[Description(s) from The National Gazetteer (1868)]

"ANWOTH, a parish in the stewartry and county of Kirkcudbright, Scotland, 7 miles to the N.W. of Kirkcudbright. It is situated on the eastern coast of Wigton bay, at the mouth of the small river Fleet, formerly called the Avon, and contains part of the village of Gatehouse-of-Fleet. The coast is generally flat, but rocky. The inland district is hilly; Cairnharrah which is partly in this parish, rising to the height of 1,100 feet. From its summit there is a commanding view of the adjacent country, the shire of Wigton, the Isle of Alan, the hills of Cumberland, and even of the high land of the coast of Ireland. The living, value £248, is in the presbytery of Kirkcudbright, and in the patronage of Sir D. Maxwell, Bart. The old church, now disused but carefully preserved, is very small, and was built in 1626. A new church was erected in 1827. Samuel Rutherford, the well known divine, was minister of this parish from 1627 to 1639. His name is held in high honour by the people, and a monument, in the form of an Egyptian obelisk, 56 feet in height, and composed of granite, has been raised to his memory, on Boreland Hill. There are remains of two feudal structures in Anwoth: the castle of Cardoness on a rock overlooking the bay, and the tower of Rusco. Cardoness, a modern mansion, is the seat of the Maxwells.
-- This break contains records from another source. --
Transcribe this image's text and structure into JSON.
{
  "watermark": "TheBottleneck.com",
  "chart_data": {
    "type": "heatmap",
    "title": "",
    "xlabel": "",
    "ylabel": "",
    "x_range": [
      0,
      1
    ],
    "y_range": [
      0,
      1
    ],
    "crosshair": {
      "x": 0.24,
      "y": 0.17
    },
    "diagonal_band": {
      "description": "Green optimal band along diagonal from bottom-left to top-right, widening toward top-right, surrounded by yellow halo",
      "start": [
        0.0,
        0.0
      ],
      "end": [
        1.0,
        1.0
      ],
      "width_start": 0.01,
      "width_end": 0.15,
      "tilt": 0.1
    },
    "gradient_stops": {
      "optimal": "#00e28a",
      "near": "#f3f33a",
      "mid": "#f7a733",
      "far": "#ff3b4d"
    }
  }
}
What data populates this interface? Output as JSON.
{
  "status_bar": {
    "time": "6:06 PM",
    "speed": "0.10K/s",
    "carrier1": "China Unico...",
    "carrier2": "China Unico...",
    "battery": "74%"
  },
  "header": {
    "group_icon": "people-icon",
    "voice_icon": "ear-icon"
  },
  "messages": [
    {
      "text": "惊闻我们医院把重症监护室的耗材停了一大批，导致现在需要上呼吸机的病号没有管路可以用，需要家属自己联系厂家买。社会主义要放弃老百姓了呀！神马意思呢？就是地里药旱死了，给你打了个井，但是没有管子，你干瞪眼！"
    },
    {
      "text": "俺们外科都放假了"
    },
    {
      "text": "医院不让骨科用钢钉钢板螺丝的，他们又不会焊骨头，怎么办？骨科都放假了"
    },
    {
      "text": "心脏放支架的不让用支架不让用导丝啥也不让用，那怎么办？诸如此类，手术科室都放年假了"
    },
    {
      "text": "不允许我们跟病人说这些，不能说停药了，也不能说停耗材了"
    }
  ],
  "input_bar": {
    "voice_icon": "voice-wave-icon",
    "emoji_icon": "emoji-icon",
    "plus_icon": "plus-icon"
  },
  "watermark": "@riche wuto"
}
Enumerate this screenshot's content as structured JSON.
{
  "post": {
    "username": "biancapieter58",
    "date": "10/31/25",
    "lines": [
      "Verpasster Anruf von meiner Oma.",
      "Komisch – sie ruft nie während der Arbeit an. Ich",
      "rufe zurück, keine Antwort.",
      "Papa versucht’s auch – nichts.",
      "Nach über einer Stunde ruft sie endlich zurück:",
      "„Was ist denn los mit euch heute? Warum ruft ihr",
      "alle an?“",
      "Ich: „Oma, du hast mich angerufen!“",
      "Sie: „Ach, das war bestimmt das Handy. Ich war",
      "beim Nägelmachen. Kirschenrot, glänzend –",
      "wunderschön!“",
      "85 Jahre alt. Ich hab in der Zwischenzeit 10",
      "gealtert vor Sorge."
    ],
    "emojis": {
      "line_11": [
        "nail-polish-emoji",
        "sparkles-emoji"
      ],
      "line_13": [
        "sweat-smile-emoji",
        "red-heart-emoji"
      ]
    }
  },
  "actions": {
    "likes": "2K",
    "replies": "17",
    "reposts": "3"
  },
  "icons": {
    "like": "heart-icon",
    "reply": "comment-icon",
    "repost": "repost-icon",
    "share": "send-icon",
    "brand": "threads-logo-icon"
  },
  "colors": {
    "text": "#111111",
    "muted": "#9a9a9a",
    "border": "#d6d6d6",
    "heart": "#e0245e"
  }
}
There is a lead mine on the estate of Roscounty"

"GATEHOUSE-OF-FLEET, a post and market town, and a burgh of barony in the parishes of Anwoth and Girthon, county Kirkcudbright, Scotland, 8 miles from Kirkcudbright, and 105 from Edinburgh. It is situated on the river Fleet, which is here spanned by a fine stone bridge. The town consists of well-built houses. It is one of the chief seats of trade in the district of Galloway, a subport to Dumfries, and a burgh of barony, chartered in 1796. The principal import trade is in coal and lime, the export in grain. Here are manufactories for cotton, soap, and bricks, a brewery, and a tanyard. In the town stand the parish church, Free and United Presbyterian churches, and an Episcopal chapel. The town likewise contains a branch bank, a savings bank, news-rooms, telegraph office, schools, and benefit societies. Gatehouse was founded in 1760; and is governed by a provost, 2 bailies, and 4 councillors. A justice of peace and small-debt court is held every month. Saturday is market day. A fair is hold on the first Monday in June (old style), and a cattle market on the first Friday in November and December."

[Description(s) from The National Gazetteer of Great Britain and Ireland (1868)
Transcribed by Colin Hinson ©2003]